Considerations When Selling Your Boat, Key Factors
- Boat Registration and Title: Make sure you have an up-to-date boat registration and a boat title that is valid in your name. Potential buyers will want to see the proper documentation to establish ownership and ensure the boat is legally registered.
- Condition and Maintenance: Assess the state of your boat, and perform any necessary maintenance or repairs before listing it for sales. Well-maintained boats in good shape will likely attract more buyers, and bring a higher price.
- Pricing: Compare the prices of similar boats within your area in order to establish a fair market value. Take into account factors like age, model features, condition and recent improvements. Setting a price that is realistic will attract buyers and accelerate the selling process.
- Marketing and Advertising: Create a list that emphasizes the boat’s features and specifications. Take photos of the boat in different angles. Use online platforms, classifieds, and social media in order to reach more potential buyers.
- Disclosure: Be transparent with any known problems or defects on the boat. This information is disclosed upfront to establish trust and avoid any surprises.
- Preparing For Inspections And Sea Trials: Be prepared in case interested buyers request inspections. Make sure the boat is well-presented and clean for these evaluations. Accompany the potential buyer during an inspection and answer all their questions.
- Negotiation & Documentation: Be prepared for potential buyers to negotiate the price of your product. Transmit your terms clearly, including any contingencies and payment methods. Once a deal is made, be sure to complete all the necessary paperwork including a bill of sales and transfer of ownership.
- Transfer of Funds Take precautions when receiving funds for your vessel. Methods of payment include cash, certified checks or electronic transfers. Ensure that funds are verified and transferred securely before handing over the boat and its documentation to the buyer.
- If you want to avoid paying unnecessary fees, it is important that you cancel your insurance policy after the sale and inform the authorities of the ownership change.
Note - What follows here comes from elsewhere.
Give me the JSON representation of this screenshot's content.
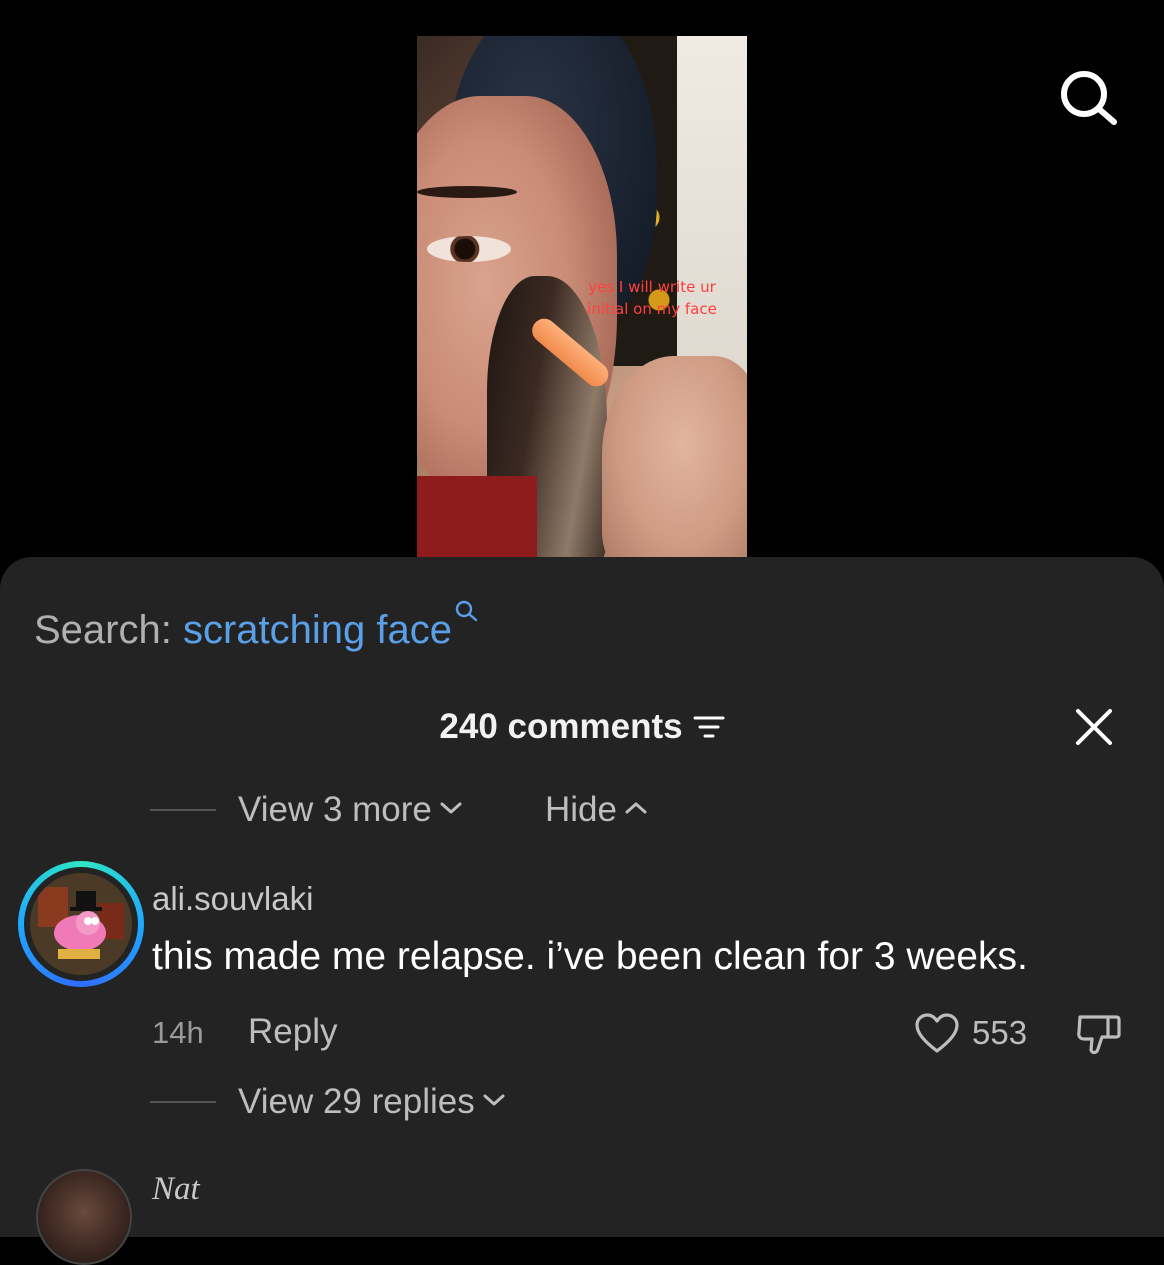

Consult local authorities on boating or legal professionals for personalized advice and to ensure that you are in compliance with all laws.
How to title a vessel without a certificate of title
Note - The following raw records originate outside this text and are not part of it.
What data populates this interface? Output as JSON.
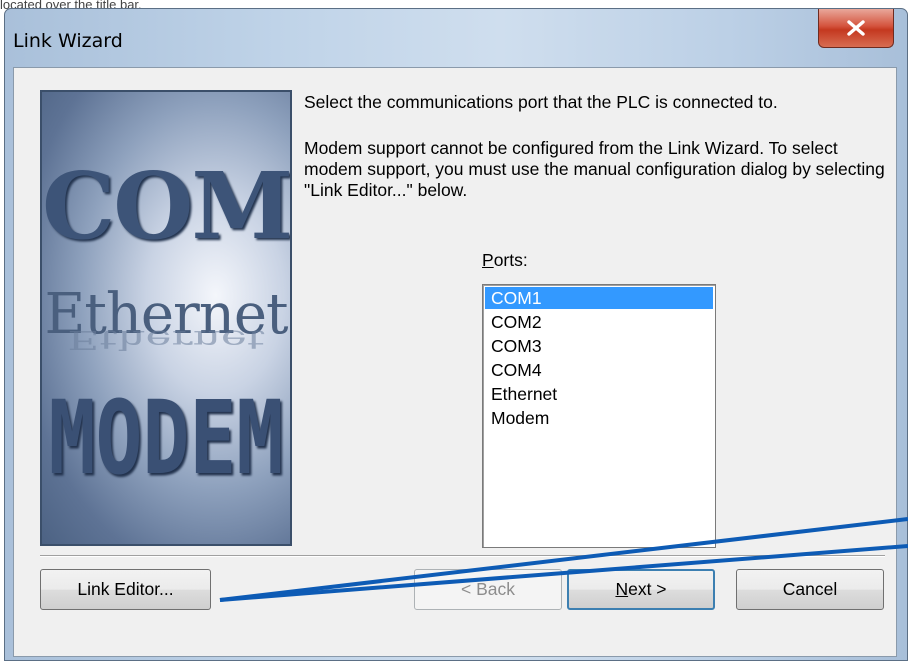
{
  "top_strip_text": "located over the title bar.",
  "window": {
    "title": "Link Wizard",
    "close_glyph": "x"
  },
  "side_image": {
    "word_com": "COM",
    "word_ethernet": "Ethernet",
    "word_modem": "MODEM"
  },
  "content": {
    "intro": "Select the communications port that the PLC is connected to.",
    "modem_note": "Modem support cannot be configured from the Link Wizard. To select modem support, you must use the manual configuration dialog by selecting \"Link Editor...\" below.",
    "ports_label_mnemonic": "P",
    "ports_label_rest": "orts:"
  },
  "ports": {
    "items": [
      "COM1",
      "COM2",
      "COM3",
      "COM4",
      "Ethernet",
      "Modem"
    ],
    "selected": "COM1"
  },
  "buttons": {
    "link_editor": "Link Editor...",
    "back": "< Back",
    "next_mnemonic": "N",
    "next_rest": "ext >",
    "cancel": "Cancel"
  },
  "annotation": {
    "color": "#0d5bb5"
  },
  "colors": {
    "selection": "#3399ff",
    "close_button": "#c4381f"
  }
}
It is strongly advised that you avoid buying a boat which does not include a document of title. The title acts as an important legal document for establishing ownership and providing information about a boat. Without a valid title, you may encounter significant challenges in obtaining one from the appropriate agency.
It can be complicated and difficult to obtain the title of a vessel without the original documentation. The specific requirements and procedures vary by jurisdiction, and there is no guarantee of success. To ensure that your boat purchase is legal and smooth, it’s best to avoid these situations.
Ask to see the current boat owner’s title before you buy. The title protects against future disputes and complications by serving as proof ownership. It’s best to walk away from a transaction if the seller is unable to provide a title.
It is important to remember that obtaining a boat title for a boat without one may require a lot of paperwork, forms, fees and possible delays. Avoid this process as it is time-consuming, expensive, and uncertain.
The best way to protect yourself in buying a boat is to insist it have a title. This allows for a smoother deal, reduces legal risks and gives the buyer peace of mind.
Navigating the waters of boat titles and registrations may seem complex, but it’s an essential aspect of boat ownership. Understanding your local laws and obtaining a title that is valid can help you save money, time, and avoid legal problems. If you are selling your boat, make sure you have a title that is valid to show potential buyers. If you follow the instructions and consult the authorities, you will be well equipped to make smooth transactions. Have fun on the water!